◆ Work task
Without including any pictures, write out the listing below exactly.

+ + + +

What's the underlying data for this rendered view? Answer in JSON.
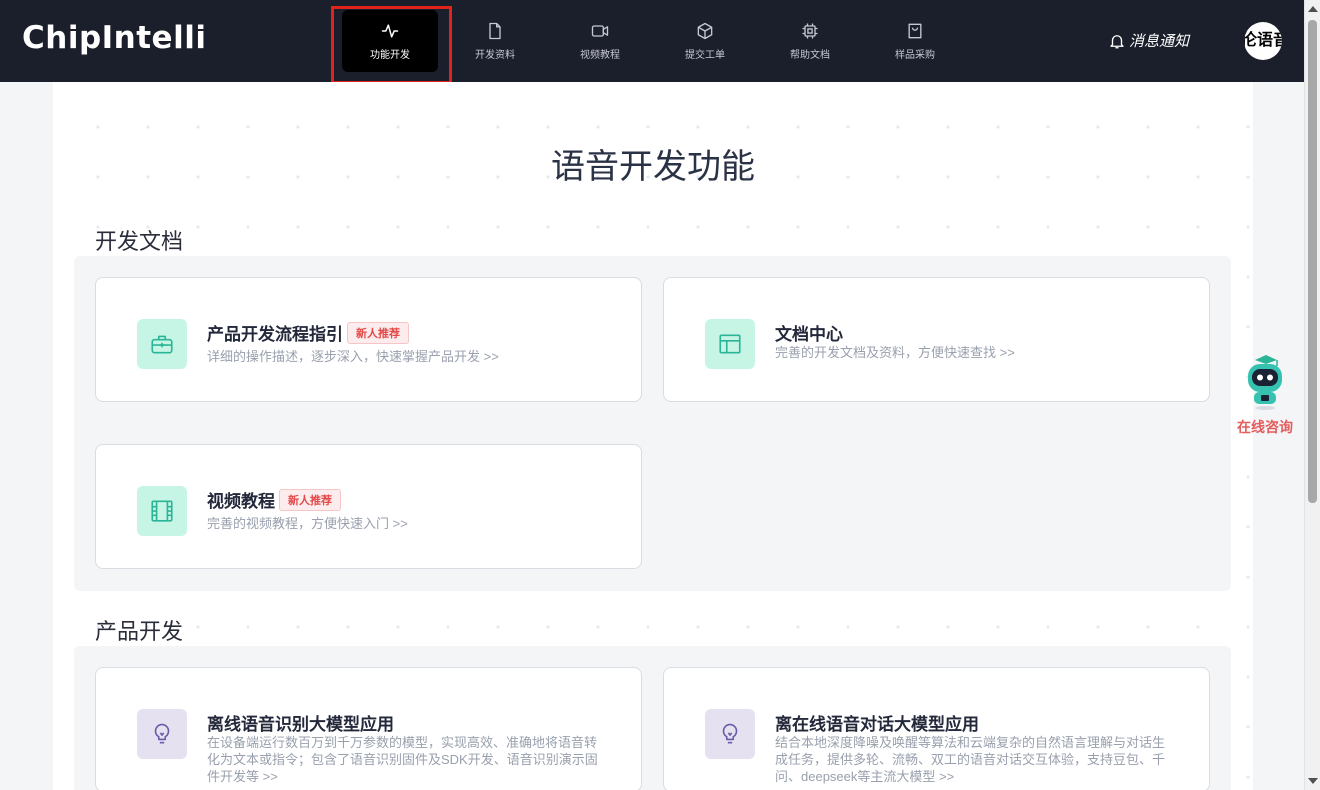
{
  "header": {
    "logo": "ChipIntelli",
    "nav": [
      {
        "label": "功能开发",
        "icon": "activity-icon",
        "active": true
      },
      {
        "label": "开发资料",
        "icon": "document-icon"
      },
      {
        "label": "视频教程",
        "icon": "video-icon"
      },
      {
        "label": "提交工单",
        "icon": "cube-icon"
      },
      {
        "label": "帮助文档",
        "icon": "chip-icon"
      },
      {
        "label": "样品采购",
        "icon": "shopping-bag-icon"
      }
    ],
    "notify_label": "消息通知",
    "avatar_text": "伦语音"
  },
  "page": {
    "title": "语音开发功能"
  },
  "sections": [
    {
      "title": "开发文档",
      "cards": [
        {
          "title": "产品开发流程指引",
          "badge": "新人推荐",
          "desc": "详细的操作描述，逐步深入，快速掌握产品开发 >>",
          "icon": "toolbox-icon"
        },
        {
          "title": "文档中心",
          "badge": "",
          "desc": "完善的开发文档及资料，方便快速查找 >>",
          "icon": "layout-icon"
        },
        {
          "title": "视频教程",
          "badge": "新人推荐",
          "desc": "完善的视频教程，方便快速入门 >>",
          "icon": "film-icon"
        }
      ]
    },
    {
      "title": "产品开发",
      "cards": [
        {
          "title": "离线语音识别大模型应用",
          "badge": "",
          "desc": "在设备端运行数百万到千万参数的模型，实现高效、准确地将语音转化为文本或指令；包含了语音识别固件及SDK开发、语音识别演示固件开发等 >>",
          "icon": "lightbulb-icon"
        },
        {
          "title": "离在线语音对话大模型应用",
          "badge": "",
          "desc": "结合本地深度降噪及唤醒等算法和云端复杂的自然语言理解与对话生成任务，提供多轮、流畅、双工的语音对话交互体验，支持豆包、千问、deepseek等主流大模型 >>",
          "icon": "lightbulb-icon"
        }
      ]
    }
  ],
  "consult": {
    "label": "在线咨询"
  },
  "colors": {
    "header_bg": "#1b1e2b",
    "active_nav_bg": "#000000",
    "highlight_border": "#e2231a",
    "badge_text": "#e24a4a",
    "icon_green_bg": "#c6f5e6",
    "icon_purple_bg": "#e5e1f0",
    "consult_text": "#e55c5c"
  }
}
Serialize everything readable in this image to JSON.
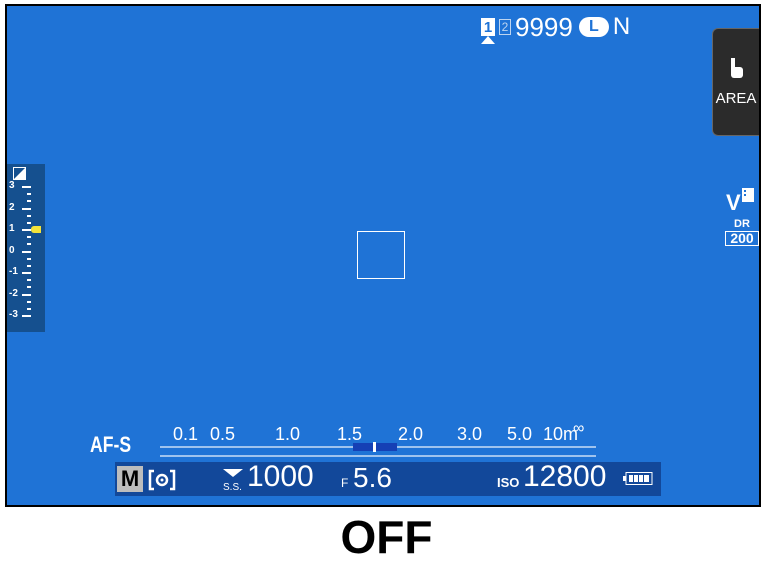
{
  "top": {
    "card_slot_1": "1",
    "card_slot_2": "2",
    "shots_remaining": "9999",
    "image_size": "L",
    "image_quality": "N"
  },
  "touch_button": {
    "label": "AREA",
    "icon": "touch-finger-icon"
  },
  "right_icons": {
    "film_simulation": "V",
    "dr_label": "DR",
    "dr_value": "200"
  },
  "exposure_comp": {
    "icon": "exposure-compensation-icon",
    "labels": [
      "3",
      "2",
      "1",
      "0",
      "-1",
      "-2",
      "-3"
    ],
    "current": 1
  },
  "focus_mode": "AF-S",
  "distance_scale": {
    "labels": [
      "0.1",
      "0.5",
      "1.0",
      "1.5",
      "2.0",
      "3.0",
      "5.0",
      "10m",
      "∞"
    ]
  },
  "bottom": {
    "exposure_mode": "M",
    "metering_icon": "metering-multi-icon",
    "shutter_prefix": "S.S.",
    "shutter_speed": "1000",
    "aperture_prefix": "F",
    "aperture": "5.6",
    "iso_prefix": "ISO",
    "iso": "12800",
    "battery_icon": "battery-full-icon"
  },
  "caption": "OFF",
  "colors": {
    "screen_bg": "#1f73d6",
    "exposure_indicator": "#f3e33a"
  }
}
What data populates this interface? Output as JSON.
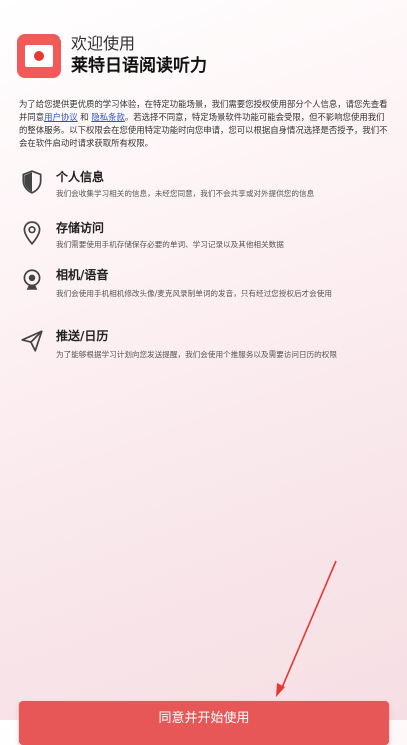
{
  "header": {
    "welcome": "欢迎使用",
    "app_name": "莱特日语阅读听力"
  },
  "intro": {
    "part1": "为了给您提供更优质的学习体验，在特定功能场景，我们需要您授权使用部分个人信息，请您先查看并同意",
    "user_agreement": "用户协议",
    "and": " 和 ",
    "privacy_policy": "隐私条款",
    "part2": "。若选择不同意，特定场景软件功能可能会受限，但不影响您使用我们的整体服务。以下权限会在您使用特定功能时向您申请，您可以根据自身情况选择是否授予，我们不会在软件启动时请求获取所有权限。"
  },
  "permissions": [
    {
      "icon": "shield-icon",
      "title": "个人信息",
      "desc": "我们会收集学习相关的信息，未经您同意，我们不会共享或对外提供您的信息"
    },
    {
      "icon": "location-pin-icon",
      "title": "存储访问",
      "desc": "我们需要使用手机存储保存必要的单词、学习记录以及其他相关数据"
    },
    {
      "icon": "camera-icon",
      "title": "相机/语音",
      "desc": "我们会使用手机相机修改头像/麦克风录制单词的发音，只有经过您授权后才会使用"
    },
    {
      "icon": "send-icon",
      "title": "推送/日历",
      "desc": "为了能够根据学习计划向您发送提醒，我们会使用个推服务以及需要访问日历的权限"
    }
  ],
  "agree_button": "同意并开始使用",
  "colors": {
    "accent": "#e85757",
    "link": "#2b55c9",
    "arrow": "#e53935"
  }
}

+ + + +

◆ Solution to this exercise
What's the underlying data for this rendered view? Answer in JSON.
{
  "header": {
    "logo": "ChipIntelli",
    "nav": [
      {
        "label": "功能开发",
        "icon": "activity-icon",
        "active": true
      },
      {
        "label": "开发资料",
        "icon": "document-icon"
      },
      {
        "label": "视频教程",
        "icon": "video-icon"
      },
      {
        "label": "提交工单",
        "icon": "cube-icon"
      },
      {
        "label": "帮助文档",
        "icon": "chip-icon"
      },
      {
        "label": "样品采购",
        "icon": "shopping-bag-icon"
      }
    ],
    "notify_label": "消息通知",
    "avatar_text": "伦语音"
  },
  "page": {
    "title": "语音开发功能"
  },
  "sections": [
    {
      "title": "开发文档",
      "cards": [
        {
          "title": "产品开发流程指引",
          "badge": "新人推荐",
          "desc": "详细的操作描述，逐步深入，快速掌握产品开发 >>",
          "icon": "toolbox-icon"
        },
        {
          "title": "文档中心",
          "badge": "",
          "desc": "完善的开发文档及资料，方便快速查找 >>",
          "icon": "layout-icon"
        },
        {
          "title": "视频教程",
          "badge": "新人推荐",
          "desc": "完善的视频教程，方便快速入门 >>",
          "icon": "film-icon"
        }
      ]
    },
    {
      "title": "产品开发",
      "cards": [
        {
          "title": "离线语音识别大模型应用",
          "badge": "",
          "desc": "在设备端运行数百万到千万参数的模型，实现高效、准确地将语音转化为文本或指令；包含了语音识别固件及SDK开发、语音识别演示固件开发等 >>",
          "icon": "lightbulb-icon"
        },
        {
          "title": "离在线语音对话大模型应用",
          "badge": "",
          "desc": "结合本地深度降噪及唤醒等算法和云端复杂的自然语言理解与对话生成任务，提供多轮、流畅、双工的语音对话交互体验，支持豆包、千问、deepseek等主流大模型 >>",
          "icon": "lightbulb-icon"
        }
      ]
    }
  ],
  "consult": {
    "label": "在线咨询"
  },
  "colors": {
    "header_bg": "#1b1e2b",
    "active_nav_bg": "#000000",
    "highlight_border": "#e2231a",
    "badge_text": "#e24a4a",
    "icon_green_bg": "#c6f5e6",
    "icon_purple_bg": "#e5e1f0",
    "consult_text": "#e55c5c"
  }
}
Serialize everything readable in this image to JSON.
{
  "top": {
    "card_slot_1": "1",
    "card_slot_2": "2",
    "shots_remaining": "9999",
    "image_size": "L",
    "image_quality": "N"
  },
  "touch_button": {
    "label": "AREA",
    "icon": "touch-finger-icon"
  },
  "right_icons": {
    "film_simulation": "V",
    "dr_label": "DR",
    "dr_value": "200"
  },
  "exposure_comp": {
    "icon": "exposure-compensation-icon",
    "labels": [
      "3",
      "2",
      "1",
      "0",
      "-1",
      "-2",
      "-3"
    ],
    "current": 1
  },
  "focus_mode": "AF-S",
  "distance_scale": {
    "labels": [
      "0.1",
      "0.5",
      "1.0",
      "1.5",
      "2.0",
      "3.0",
      "5.0",
      "10m",
      "∞"
    ]
  },
  "bottom": {
    "exposure_mode": "M",
    "metering_icon": "metering-multi-icon",
    "shutter_prefix": "S.S.",
    "shutter_speed": "1000",
    "aperture_prefix": "F",
    "aperture": "5.6",
    "iso_prefix": "ISO",
    "iso": "12800",
    "battery_icon": "battery-full-icon"
  },
  "caption": "OFF",
  "colors": {
    "screen_bg": "#1f73d6",
    "exposure_indicator": "#f3e33a"
  }
}
What data populates this interface? Output as JSON.
{
  "header": {
    "welcome": "欢迎使用",
    "app_name": "莱特日语阅读听力"
  },
  "intro": {
    "part1": "为了给您提供更优质的学习体验，在特定功能场景，我们需要您授权使用部分个人信息，请您先查看并同意",
    "user_agreement": "用户协议",
    "and": " 和 ",
    "privacy_policy": "隐私条款",
    "part2": "。若选择不同意，特定场景软件功能可能会受限，但不影响您使用我们的整体服务。以下权限会在您使用特定功能时向您申请，您可以根据自身情况选择是否授予，我们不会在软件启动时请求获取所有权限。"
  },
  "permissions": [
    {
      "icon": "shield-icon",
      "title": "个人信息",
      "desc": "我们会收集学习相关的信息，未经您同意，我们不会共享或对外提供您的信息"
    },
    {
      "icon": "location-pin-icon",
      "title": "存储访问",
      "desc": "我们需要使用手机存储保存必要的单词、学习记录以及其他相关数据"
    },
    {
      "icon": "camera-icon",
      "title": "相机/语音",
      "desc": "我们会使用手机相机修改头像/麦克风录制单词的发音，只有经过您授权后才会使用"
    },
    {
      "icon": "send-icon",
      "title": "推送/日历",
      "desc": "为了能够根据学习计划向您发送提醒，我们会使用个推服务以及需要访问日历的权限"
    }
  ],
  "agree_button": "同意并开始使用",
  "colors": {
    "accent": "#e85757",
    "link": "#2b55c9",
    "arrow": "#e53935"
  }
}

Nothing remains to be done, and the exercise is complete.